Let’s look at some modern miming that you may not have even known was miming! You can find Pantomimes in the big cities like New Orleans and New York City. I’ve even come across Pantomimes in Denver, Colorado and even here in Oklahoma City. You know those statue or robot guys who sit or stand perfectly still and silent with a tip jar at their feet? Those are Pantomimes! Can you imagine holding a pose for hours, let alone more than 5 minutes – just try it yourself and see how tiring it is!

neworleans2 OLYMPUS DIGITAL CAMERA New York City. Statue of Liberty. Mime

We have a Mime within our local Steampunk community that we support and love. He’s your typical white-painted silent Mime, but he doesn’t rely on annoying mockery to get a laugh. In most cases, he’s a target for humor and a great sport about it (as long as it’s not mean or hateful). He laughs (silently) with us and his humor fits the crowd. I remember the first time we met Sixpence at Clockwork Con in Austin, TX. He wasn’t wearing stripes, and instead he wore a rather dapper white vest. We sat in on a Miming Panel (video linked at the bottom) in which they taught us about what Miming was. They made us laugh and even took requests. It was a lot of fun. Then we met his lovely lady Mime, Citrine, at the Sky Commodore’s Ball. What an adorable couple! As hard as Cameron Hare tries to stay in persona when dressed up as Sixpence, he is a real person who is talented and easily approachable. You can find him on Facebook too!


Clockwork Con is also where we met Steam Powered Giraffe – The Spine, Rabbit, and The Jon (former member). They were in that same panel with Sixpence and just as hilarious.


The Spine, Rabbit, Sixpence, The Jon, Mr. Saturday, and Cpt. Coppertop (Me) at Clockwork Con 2012

Remember earlier on, when I said that not all Mimes are silent, and that there were musical Mimes? That’s Steam Powered Giraffe! They aren’t the typical Mimes you think of when you think of Mimes (how often do you think of Mimes anyway?). They are a very talented group of men who take on the role of robots. Unfortunately,  The Jon is no longer in the band but they have a worthy addition to the band named Hatchworth! They perform humorous skits as well as singing. They use sound effects and precise movements to bring their robot personas to life. I can only imagine how much concentration it takes to do all that while also singing and playing instruments. Yep! They play instructions too. We weren’t kidding when we called them talented. They also do their own make-up and graphics for their website. Rabbit often does live streaming, sells his art on DeviantArt, and is super active on Facebook.
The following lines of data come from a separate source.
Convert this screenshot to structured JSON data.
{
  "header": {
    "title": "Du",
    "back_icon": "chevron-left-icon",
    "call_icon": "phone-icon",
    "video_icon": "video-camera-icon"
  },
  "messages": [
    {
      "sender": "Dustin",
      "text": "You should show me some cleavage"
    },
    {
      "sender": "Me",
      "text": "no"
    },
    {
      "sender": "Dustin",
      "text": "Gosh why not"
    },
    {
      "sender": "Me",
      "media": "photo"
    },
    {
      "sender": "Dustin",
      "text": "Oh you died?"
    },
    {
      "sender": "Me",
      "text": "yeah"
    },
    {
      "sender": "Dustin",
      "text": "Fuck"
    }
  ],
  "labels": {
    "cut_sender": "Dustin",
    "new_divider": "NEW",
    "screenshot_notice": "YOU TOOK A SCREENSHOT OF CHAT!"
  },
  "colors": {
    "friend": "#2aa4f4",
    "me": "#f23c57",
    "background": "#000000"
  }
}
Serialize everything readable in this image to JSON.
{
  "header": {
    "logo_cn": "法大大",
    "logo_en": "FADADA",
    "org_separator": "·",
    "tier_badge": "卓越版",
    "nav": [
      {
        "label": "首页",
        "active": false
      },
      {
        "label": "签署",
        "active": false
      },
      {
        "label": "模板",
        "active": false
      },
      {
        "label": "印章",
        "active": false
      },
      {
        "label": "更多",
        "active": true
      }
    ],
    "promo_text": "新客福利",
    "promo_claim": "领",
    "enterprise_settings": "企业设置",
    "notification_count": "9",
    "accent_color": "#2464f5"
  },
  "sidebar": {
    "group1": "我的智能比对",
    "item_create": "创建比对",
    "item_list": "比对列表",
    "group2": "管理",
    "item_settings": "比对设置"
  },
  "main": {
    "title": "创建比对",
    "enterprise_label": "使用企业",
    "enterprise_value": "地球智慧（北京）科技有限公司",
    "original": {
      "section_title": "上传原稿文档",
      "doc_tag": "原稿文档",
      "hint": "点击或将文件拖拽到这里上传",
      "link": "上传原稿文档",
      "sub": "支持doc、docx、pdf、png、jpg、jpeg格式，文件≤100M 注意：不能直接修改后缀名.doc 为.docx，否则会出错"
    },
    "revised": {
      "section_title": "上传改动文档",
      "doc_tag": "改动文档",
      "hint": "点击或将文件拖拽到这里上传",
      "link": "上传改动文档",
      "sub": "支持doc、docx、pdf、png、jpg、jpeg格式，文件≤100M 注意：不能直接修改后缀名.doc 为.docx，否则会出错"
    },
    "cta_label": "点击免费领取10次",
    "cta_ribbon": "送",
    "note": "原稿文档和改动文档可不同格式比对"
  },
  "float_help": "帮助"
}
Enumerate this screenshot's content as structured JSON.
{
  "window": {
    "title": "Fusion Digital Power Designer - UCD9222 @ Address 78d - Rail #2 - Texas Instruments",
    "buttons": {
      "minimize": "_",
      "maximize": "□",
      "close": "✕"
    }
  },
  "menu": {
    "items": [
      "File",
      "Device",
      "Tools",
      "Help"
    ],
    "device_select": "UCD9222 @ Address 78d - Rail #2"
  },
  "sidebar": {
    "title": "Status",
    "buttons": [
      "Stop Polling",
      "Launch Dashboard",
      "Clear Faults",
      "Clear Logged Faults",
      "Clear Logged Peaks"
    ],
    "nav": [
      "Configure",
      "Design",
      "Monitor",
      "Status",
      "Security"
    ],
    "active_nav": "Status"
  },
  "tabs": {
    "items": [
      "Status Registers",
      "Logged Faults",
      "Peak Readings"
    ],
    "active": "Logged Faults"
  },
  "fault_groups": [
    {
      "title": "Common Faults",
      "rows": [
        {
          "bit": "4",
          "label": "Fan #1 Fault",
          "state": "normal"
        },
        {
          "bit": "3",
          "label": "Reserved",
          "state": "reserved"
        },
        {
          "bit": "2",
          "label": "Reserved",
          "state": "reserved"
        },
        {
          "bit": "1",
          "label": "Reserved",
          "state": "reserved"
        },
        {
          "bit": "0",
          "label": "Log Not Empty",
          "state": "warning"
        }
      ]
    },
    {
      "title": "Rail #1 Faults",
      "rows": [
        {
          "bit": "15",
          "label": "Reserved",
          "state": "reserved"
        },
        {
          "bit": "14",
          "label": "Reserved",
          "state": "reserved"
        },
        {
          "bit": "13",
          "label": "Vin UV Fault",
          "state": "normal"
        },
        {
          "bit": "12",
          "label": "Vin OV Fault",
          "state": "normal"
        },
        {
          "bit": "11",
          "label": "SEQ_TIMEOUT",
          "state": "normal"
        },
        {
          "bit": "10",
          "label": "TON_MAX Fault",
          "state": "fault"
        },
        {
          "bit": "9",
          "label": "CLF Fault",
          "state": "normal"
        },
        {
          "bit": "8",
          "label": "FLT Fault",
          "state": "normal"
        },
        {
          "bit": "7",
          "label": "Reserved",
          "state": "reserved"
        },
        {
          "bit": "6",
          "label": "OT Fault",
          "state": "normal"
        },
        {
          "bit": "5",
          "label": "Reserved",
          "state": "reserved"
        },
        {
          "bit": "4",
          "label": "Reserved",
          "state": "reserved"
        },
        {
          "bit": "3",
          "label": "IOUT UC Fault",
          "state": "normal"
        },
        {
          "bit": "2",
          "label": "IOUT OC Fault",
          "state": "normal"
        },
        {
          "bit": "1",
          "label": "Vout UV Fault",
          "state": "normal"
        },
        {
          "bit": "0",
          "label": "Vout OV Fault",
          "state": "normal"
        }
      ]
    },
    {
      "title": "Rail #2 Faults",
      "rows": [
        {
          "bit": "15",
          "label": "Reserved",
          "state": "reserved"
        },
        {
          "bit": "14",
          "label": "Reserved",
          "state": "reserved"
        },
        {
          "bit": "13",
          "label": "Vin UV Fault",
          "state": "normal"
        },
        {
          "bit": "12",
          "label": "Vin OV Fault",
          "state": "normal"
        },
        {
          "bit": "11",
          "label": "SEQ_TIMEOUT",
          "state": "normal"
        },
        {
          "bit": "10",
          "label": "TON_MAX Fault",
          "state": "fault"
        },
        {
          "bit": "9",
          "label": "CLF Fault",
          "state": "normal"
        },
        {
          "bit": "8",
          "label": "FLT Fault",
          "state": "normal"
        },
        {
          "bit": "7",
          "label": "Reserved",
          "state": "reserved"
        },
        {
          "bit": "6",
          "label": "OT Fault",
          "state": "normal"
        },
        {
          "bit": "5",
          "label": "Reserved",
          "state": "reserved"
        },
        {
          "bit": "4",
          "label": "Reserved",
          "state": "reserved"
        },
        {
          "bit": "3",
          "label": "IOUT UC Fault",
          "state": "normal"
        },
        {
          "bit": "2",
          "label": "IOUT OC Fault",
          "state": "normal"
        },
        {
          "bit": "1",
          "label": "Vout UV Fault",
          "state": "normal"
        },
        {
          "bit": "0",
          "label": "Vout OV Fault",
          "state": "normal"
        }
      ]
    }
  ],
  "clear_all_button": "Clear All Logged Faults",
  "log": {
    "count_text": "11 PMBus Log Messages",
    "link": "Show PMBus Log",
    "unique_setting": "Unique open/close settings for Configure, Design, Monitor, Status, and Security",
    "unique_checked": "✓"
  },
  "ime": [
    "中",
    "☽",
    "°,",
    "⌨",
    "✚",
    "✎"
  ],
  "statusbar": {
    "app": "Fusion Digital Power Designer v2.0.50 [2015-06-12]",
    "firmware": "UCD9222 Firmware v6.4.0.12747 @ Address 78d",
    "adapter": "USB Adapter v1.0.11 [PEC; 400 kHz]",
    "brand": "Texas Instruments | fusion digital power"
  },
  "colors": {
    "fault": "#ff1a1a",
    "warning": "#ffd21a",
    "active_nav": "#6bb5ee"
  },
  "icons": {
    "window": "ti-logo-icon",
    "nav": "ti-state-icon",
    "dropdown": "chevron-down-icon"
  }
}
This band is what they do for a living and they work very hard at it. We’ve seen them at events where they are manning their vending table non-stop while they’re not on stage performing. We’ve had wonderful experiences with them and they are super personable (despite being crazy busy). If you see their names on a flyer for a local convention, check them out! It’s well worth it.


So, where is the second part of the answer on how Mimes are Steampunk? Because they make themselves part of the community! Steam Powered Giraffe’s costumes are steampunk in different ways, from goggles to dieselpunk  and even the type of robots they are qualify as Steampunk (or Deiselpunk in The Spine’s case). It’s more so in the background story and the style that captures the Steampunk essence. No one is just Steampunk, you have to make it Steampunk. Steampunk is all about the creativity, the crafting, and the fusion of Retro-Futuristic scifi. Being part of the community with a creative persona and the right elements, and there you have it… Mimes In Steampunk!


Leave a Reply

Fill in your details below or click an icon to log in:

WordPress.com Logo

You are commenting using your WordPress.com account. Log Out /  Change )

Google photo

You are commenting using your Google account. Log Out /  Change )

Twitter picture

You are commenting using your Twitter account. Log Out /  Change )

Facebook photo

You are commenting using your Facebook account. Log Out /  Change )

Connecting to %s